The tissue may be attached to the ovaries, fallopian tubes, exterior of the uterus, the bowel or the other internal parts.
The tissue lining the uterus (womb) is shed each month during menstruation.
According to health professionals, the exact cause of endometriosis has not been identified but some different treatment options can help manage the symptoms and improve a patient’s chances of getting pregnant.
The President of the FERSOG, Dr Edem K. Hiadzi, indicated that about five to 10 per cent of women in Ghana suffered from endometriosis.
According to him, there was no cure for the disease neither was the cause found but the medical management helped to minimise or abolish all forms of pain of the disease and also prevent recurrence after surgery.
Some of the symptoms of endometriosis, Dr Hiadzi mentioned, were pain typically associated during menstruation but which most people consider as a normal menstrual pain in some form of severity.
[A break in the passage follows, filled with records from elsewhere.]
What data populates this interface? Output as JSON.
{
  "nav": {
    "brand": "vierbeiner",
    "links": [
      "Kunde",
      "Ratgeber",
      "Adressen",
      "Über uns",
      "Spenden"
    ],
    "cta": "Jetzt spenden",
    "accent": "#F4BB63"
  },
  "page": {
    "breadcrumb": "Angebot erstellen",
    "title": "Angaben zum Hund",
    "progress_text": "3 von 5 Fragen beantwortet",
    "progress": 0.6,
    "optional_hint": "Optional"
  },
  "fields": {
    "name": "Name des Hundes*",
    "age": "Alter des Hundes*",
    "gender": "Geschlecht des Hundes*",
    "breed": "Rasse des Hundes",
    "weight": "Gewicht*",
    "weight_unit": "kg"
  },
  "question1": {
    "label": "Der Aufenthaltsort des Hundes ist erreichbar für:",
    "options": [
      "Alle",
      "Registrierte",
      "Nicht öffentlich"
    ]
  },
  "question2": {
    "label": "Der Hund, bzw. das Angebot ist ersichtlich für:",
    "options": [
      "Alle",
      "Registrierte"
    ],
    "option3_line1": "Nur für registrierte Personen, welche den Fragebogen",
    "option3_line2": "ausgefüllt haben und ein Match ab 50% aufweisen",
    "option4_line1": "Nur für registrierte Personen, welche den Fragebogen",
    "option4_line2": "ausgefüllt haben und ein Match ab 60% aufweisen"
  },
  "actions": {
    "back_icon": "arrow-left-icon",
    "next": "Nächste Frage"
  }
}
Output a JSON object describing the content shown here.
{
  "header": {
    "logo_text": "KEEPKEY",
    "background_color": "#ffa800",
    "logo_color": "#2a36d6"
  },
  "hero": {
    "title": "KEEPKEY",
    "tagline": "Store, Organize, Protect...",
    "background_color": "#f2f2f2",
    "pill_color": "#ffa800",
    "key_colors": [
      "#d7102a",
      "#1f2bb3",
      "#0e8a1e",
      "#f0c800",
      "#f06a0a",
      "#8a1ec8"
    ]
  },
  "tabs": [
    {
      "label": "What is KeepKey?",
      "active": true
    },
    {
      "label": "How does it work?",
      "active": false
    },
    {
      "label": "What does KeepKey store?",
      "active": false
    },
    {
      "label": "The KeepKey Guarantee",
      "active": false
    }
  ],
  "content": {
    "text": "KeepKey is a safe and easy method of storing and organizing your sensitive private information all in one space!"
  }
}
A gynaecologist, Dr Richard Banful, in a presentation said about 10 per cent of women in their reproductive age suffered from the condition which could make some patients emit blood when they cough.